AUSTIN (KXAN) — In Texas, beavers are highly associated with Buc-ee’s, the nation’s second-favorite gas station chain and truly a marvel for visitors passing through the Lone Star State.

Now, the chain can be credited for the name of a new species of ancient beaver that was rediscovered by researchers in The University of Texas Austin’s fossil collections, according to a press release from UT.

The beaver was called Anchitheriomys buceei, or “A. buceei” for short.

Steve May, a research associate at the UT Jackson School of Geosciences, said he was inspired by the beaver’s Texas connection and a “chance encounter” with a Buc-ee’s billboard.
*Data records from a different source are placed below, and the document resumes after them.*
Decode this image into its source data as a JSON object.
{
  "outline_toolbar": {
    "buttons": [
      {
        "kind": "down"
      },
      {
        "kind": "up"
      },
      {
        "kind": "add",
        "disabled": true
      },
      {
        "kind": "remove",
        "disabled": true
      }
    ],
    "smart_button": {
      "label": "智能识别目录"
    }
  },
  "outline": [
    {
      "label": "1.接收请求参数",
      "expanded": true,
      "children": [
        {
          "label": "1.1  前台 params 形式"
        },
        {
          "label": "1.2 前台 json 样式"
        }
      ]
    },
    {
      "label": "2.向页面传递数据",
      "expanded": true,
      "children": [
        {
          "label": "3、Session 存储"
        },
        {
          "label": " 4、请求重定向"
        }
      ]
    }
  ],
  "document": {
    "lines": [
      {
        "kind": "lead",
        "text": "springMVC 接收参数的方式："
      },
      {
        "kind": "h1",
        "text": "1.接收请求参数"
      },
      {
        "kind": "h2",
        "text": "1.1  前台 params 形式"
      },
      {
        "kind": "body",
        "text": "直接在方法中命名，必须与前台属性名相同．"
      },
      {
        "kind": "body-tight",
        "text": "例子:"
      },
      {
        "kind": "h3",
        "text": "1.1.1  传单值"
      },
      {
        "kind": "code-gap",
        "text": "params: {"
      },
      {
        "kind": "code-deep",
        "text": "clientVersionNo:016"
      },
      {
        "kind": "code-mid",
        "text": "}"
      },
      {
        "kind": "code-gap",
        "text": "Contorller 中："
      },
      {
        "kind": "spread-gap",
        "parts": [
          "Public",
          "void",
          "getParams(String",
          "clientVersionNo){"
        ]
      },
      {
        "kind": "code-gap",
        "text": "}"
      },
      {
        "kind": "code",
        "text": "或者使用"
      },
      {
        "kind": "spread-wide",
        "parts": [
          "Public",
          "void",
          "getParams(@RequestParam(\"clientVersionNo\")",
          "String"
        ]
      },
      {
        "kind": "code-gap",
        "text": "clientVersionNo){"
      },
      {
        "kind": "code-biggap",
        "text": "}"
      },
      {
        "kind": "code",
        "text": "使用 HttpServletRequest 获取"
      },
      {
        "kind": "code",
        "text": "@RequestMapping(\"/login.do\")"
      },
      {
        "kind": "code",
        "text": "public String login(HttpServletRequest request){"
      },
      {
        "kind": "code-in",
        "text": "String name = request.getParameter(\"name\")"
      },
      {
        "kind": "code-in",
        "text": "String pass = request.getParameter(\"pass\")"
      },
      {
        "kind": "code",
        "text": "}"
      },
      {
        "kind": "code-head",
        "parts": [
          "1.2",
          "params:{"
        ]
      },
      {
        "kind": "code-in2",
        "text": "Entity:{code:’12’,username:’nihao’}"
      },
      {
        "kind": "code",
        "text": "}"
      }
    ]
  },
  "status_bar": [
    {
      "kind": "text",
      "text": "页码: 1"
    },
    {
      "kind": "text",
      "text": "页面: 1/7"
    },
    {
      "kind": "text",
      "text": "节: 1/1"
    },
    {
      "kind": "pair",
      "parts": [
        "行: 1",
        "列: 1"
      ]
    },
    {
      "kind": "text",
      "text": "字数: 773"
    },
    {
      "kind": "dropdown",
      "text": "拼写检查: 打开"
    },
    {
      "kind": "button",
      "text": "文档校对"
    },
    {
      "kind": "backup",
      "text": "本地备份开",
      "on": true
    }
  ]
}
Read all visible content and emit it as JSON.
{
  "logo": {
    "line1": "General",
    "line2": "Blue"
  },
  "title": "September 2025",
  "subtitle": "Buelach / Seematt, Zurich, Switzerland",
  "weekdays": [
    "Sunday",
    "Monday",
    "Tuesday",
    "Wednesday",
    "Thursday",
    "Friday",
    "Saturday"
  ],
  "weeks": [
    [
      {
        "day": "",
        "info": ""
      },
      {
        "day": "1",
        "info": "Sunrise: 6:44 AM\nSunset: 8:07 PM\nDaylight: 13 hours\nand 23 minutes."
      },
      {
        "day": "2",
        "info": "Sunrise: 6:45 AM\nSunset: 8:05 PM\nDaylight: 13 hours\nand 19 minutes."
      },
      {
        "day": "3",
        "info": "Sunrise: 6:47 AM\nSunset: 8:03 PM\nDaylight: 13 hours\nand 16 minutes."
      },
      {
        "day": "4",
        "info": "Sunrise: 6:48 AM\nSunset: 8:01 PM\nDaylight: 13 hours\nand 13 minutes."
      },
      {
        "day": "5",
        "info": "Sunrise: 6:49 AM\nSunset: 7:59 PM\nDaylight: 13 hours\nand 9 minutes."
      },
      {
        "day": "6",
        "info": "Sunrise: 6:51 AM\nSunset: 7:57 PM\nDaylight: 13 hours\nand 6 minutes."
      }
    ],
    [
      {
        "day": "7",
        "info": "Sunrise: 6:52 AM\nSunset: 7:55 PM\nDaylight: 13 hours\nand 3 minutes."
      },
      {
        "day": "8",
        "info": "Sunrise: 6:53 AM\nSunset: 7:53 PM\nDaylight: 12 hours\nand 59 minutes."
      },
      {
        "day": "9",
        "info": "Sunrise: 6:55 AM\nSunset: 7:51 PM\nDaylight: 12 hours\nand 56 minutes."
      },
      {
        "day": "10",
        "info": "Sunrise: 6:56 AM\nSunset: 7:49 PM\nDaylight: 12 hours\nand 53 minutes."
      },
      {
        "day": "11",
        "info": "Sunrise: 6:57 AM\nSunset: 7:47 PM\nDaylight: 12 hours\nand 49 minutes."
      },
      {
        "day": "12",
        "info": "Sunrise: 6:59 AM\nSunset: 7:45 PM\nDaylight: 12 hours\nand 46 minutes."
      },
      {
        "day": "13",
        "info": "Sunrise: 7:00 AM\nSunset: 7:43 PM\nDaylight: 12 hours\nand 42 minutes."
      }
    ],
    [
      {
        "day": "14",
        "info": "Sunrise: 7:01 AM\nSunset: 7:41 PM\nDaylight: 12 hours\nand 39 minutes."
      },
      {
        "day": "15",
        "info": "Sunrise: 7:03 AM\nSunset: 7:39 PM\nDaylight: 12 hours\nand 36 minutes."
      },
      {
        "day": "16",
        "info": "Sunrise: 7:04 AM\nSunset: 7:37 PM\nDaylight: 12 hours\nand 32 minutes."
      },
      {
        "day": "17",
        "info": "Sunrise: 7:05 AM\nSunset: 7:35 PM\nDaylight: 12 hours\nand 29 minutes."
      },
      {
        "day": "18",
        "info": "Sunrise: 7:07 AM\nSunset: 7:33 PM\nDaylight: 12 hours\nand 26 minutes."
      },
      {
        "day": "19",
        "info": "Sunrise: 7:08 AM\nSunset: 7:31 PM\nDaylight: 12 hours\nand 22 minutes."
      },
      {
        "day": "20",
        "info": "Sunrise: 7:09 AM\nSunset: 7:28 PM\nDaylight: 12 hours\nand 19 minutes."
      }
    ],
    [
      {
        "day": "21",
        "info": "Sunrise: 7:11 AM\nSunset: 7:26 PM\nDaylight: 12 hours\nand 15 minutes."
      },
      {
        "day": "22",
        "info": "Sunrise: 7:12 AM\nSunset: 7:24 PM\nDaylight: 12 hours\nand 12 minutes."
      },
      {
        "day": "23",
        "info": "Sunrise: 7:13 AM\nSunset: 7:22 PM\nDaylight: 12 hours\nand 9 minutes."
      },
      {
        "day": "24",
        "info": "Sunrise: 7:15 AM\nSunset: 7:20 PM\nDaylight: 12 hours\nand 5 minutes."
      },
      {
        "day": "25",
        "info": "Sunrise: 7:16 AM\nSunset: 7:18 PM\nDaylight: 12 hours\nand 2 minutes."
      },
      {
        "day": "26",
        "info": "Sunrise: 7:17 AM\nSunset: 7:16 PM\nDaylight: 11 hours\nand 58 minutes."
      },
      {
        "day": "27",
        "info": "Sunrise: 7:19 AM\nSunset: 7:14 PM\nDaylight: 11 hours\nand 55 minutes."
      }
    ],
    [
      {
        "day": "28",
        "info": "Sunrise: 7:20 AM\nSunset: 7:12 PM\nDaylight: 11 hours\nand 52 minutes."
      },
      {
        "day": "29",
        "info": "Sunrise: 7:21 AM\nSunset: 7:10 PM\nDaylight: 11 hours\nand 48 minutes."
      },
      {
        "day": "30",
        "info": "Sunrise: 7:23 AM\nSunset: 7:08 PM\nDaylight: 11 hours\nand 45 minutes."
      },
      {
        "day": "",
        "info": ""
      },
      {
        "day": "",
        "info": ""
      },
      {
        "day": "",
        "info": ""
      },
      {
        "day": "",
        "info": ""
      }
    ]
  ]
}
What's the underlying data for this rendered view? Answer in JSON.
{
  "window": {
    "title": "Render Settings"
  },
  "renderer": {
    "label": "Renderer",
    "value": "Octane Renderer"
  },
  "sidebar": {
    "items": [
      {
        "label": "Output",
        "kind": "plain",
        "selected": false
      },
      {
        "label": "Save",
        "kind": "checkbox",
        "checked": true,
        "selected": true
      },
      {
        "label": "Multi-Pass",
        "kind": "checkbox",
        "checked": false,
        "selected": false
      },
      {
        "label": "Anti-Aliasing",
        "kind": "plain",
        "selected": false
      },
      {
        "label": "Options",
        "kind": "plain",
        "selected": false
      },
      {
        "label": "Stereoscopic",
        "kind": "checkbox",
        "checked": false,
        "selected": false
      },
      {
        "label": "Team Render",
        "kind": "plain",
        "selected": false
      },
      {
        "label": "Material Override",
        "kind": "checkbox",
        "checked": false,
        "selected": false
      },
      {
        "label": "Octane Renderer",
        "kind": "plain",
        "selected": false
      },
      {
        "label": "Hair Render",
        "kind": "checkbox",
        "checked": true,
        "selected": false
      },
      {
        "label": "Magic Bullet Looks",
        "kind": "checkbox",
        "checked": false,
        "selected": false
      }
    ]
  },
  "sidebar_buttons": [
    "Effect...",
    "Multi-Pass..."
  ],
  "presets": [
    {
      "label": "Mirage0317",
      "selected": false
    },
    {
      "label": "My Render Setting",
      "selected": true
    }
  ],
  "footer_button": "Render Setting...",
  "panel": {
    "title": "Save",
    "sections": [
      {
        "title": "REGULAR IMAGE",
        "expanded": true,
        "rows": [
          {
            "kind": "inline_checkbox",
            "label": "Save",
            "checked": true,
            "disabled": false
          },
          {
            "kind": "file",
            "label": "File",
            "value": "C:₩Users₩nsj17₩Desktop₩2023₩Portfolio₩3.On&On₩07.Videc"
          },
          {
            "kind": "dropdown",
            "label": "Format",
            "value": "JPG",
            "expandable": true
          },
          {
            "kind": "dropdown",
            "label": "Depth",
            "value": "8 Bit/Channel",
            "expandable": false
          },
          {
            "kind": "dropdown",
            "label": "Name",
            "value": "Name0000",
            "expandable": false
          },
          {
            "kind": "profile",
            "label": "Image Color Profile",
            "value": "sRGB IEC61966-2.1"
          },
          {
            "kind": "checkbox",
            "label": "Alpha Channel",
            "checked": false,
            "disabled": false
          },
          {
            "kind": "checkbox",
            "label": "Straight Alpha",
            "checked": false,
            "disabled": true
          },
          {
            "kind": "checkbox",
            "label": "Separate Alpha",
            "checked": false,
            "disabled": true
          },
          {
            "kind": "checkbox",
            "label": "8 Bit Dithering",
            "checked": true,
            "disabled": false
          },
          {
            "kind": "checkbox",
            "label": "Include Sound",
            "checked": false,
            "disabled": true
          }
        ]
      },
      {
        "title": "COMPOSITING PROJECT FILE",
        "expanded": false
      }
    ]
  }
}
The UT release said May was driving down a highway in 2020 and spotted a Buc-ee’s billboard that said “This is Beaver Country,” and it reminded him of the Texas beaver fossils he’d been studying at UT’s Texas Vertebrate Paleontology Collections.

“I thought, ‘Yeah, it is beaver country, and it has been for millions of years,’” May said.

A. buceei lived in Texas about 15 million years ago, according to the release.

The skull was originally collected by a team of Texas paleontologists in 1941, according to the release. One of them, Curtis Hesse — a museum curator at Texas A&M University — said in notes that he intended to name it a new species.

Hesse died in 1945 before he could complete his study and publish his findings. Eighty years later, May and Director of the Texas Vertebrate Paleontology Collections Matthew Brown — with the help of new technology and a better understanding of the fossil record of beavers — picked up where Hesse left off.

Matthew Brown (left) and Steve May (right) with beaver skulls new and old in the vertebrate paleontology collections at the Jackson School of Geosciences. Brown, the director of the collections, holds a skull from a modern North American Beaver. May, a research associate, holds a skull from Anchitheriomys buceei, a new species of ancient beaver that he discovered in the collections and named. (Photo credit: UT Jackson School of Geosciences)

May is the lead author of the paper that describes A. buceei along with other species of fossil beavers published in the journal Palaeontologia Electronica.